The main issue is the lack of collaboration. Businesses need to foster environments in which people continually share ideas. But when remote work atomises employees, that sort of spontaneous idea generation is challenging. And often, it doesn’t happen at all. 

The good news is that there is now a host of collaboration tools available via the cloud. Find the best online video chat app for your enterprise and use it so people can share their ideas. Look for chat apps that make it easy to fire off questions instead of relying on email. And use productivity apps that allow multiple people to work on the same project at any given time. 

Slack is perhaps the most famous of all these tools. But remember, there are many others. The one you choose should suit your business

Use Productivity Tools.

The data don’t tell us yet whether we should work in offices, at home, or a mixture of both. But no doubt using productivity tools can massively enhance worker output. 

Cloud-based apps have the advantage of making it possible for multiple people to edit them at the same time. 

Imagine two of your colleagues working on a large report together. Traditionally, they’d break it up into sections. One person would write one section, and the other another, and so on. But with the cloud, you don’t operate under those same constraints. Employees can edit whatever they like, even if the other person on the other end doesn’t agree with what they’re doing. 

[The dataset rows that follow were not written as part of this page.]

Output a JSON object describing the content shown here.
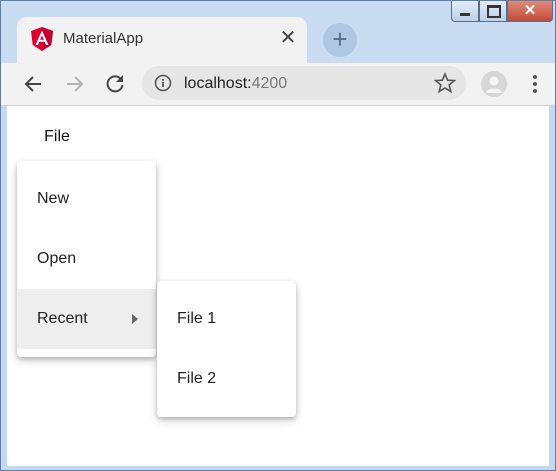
{
  "browser": {
    "tab_title": "MaterialApp",
    "tab_close_glyph": "✕",
    "new_tab_glyph": "+",
    "url_host": "localhost:",
    "url_port": "4200",
    "icons": [
      "angular-logo-icon",
      "back-arrow-icon",
      "forward-arrow-icon",
      "reload-icon",
      "info-icon",
      "star-icon",
      "profile-icon",
      "menu-kebab-icon"
    ]
  },
  "window_controls": {
    "close_glyph": "✕"
  },
  "app": {
    "file_button": "File",
    "menu_items": [
      "New",
      "Open",
      "Recent"
    ],
    "recent_submenu": [
      "File 1",
      "File 2"
    ]
  },
  "colors": {
    "angular_red": "#dd0031",
    "menu_active_bg": "#eeeeee"
  }
}
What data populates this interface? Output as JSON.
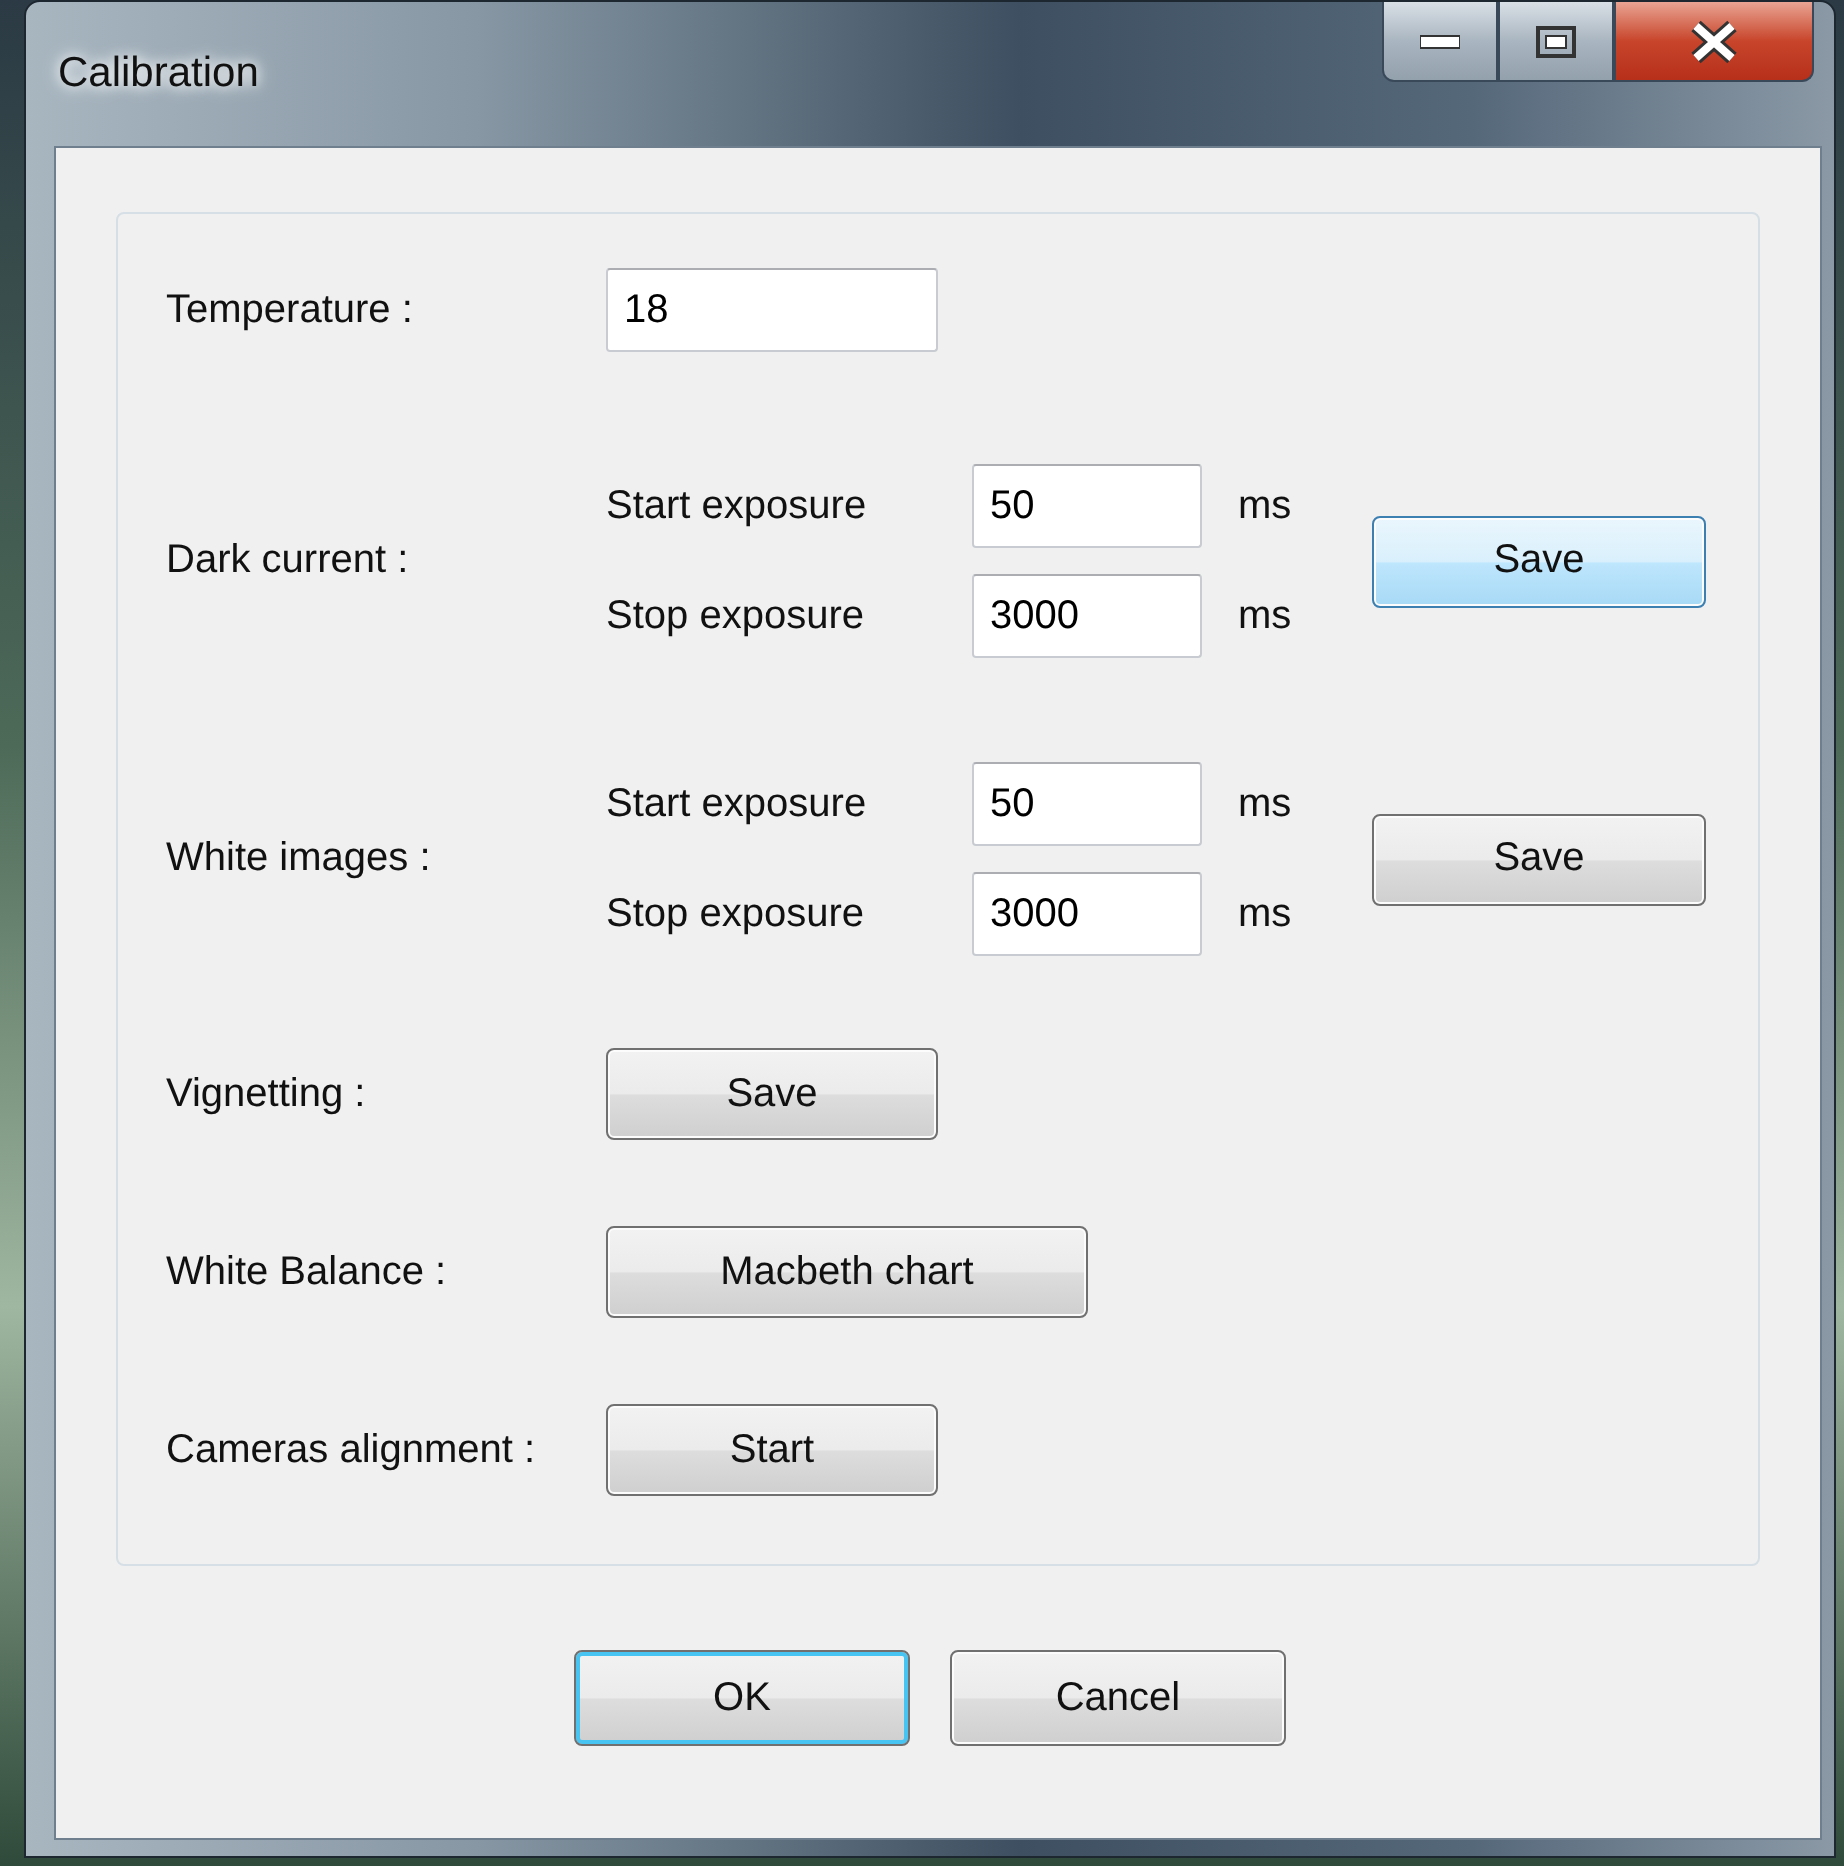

This type of app feature also allows individuals to see how to structure the entire document. You’re never guessing where you should go next. Instead, you can see how it is taking shape and work from there. 

Use Expense And Time Tracking.

The amount of admin done by traditional HR departments is tremendous. HR staff dedicates so much of its time to rote tasks, like filling in timesheets that it doesn’t have any time to devote to value-added activities. 

Fortunately, that’s yet another thing that the cloud can solve. When remote workers log onto programs they need for work, you can use apps to automatically track the time that they spend working. Workers can then automatically clock off by closing the application. This way, you can see how many hours everyone works, and how much overtime they’re doing, if any.

The same applies to expenses. Harvest, for instance, lets you track things like project costs and meals out with clients. And other tools, like Forecard, show you how far team members are progressing in a particular activity, sharing those data with the rest of the team, helping to cut down on emails. 

Perform Integrations.

It’s worth pointing out that the cloud isn’t just a suite of services that you buy off the shelf. While it can be that, there are also plenty of opportunities for integration. 

Let’s say, for instance, that you use a messaging app to talk to customers and you have a separate stand-alone CRM. Here’s the beauty of integrations: developers will actually combine both of them for you so you get the features you need in a comprehensive package. 

Businesses integrate software products all the time. The ultimate goal is to consolidate all your operations into a single platform. But even if you don’t achieve that lofty vision, you can still benefit tremendously by getting the apps you use to work together in a way that enhances productivity. 

Manage Sales Pipelines.

How many sales pipelines does your company have? 

If you’re honest, you probably have several. 

The main one is your shopfront or online store. And others could include your apps, social media accounts and chatbots. 

The problem is that it is difficult to integrate all these into a cohesive whole. Customers want to be able to approach a business and get them to solve their problems for them. They don’t want to have to think about which channel they use when interacting. The whole thing should be seamless. 

Moving to the cloud allows you to achieve this kind of customer experience. You can integrate all your digital channels into a single dashboard you can share with all your staff. That way, your customers feel as though you have a continuous relationship with them. It’s an amazing experience and a great way to differentiate yourself from everyone else in your industry. 

Ideally, this post should have convinced you of the value of moving your operations to the cloud. Will you try it?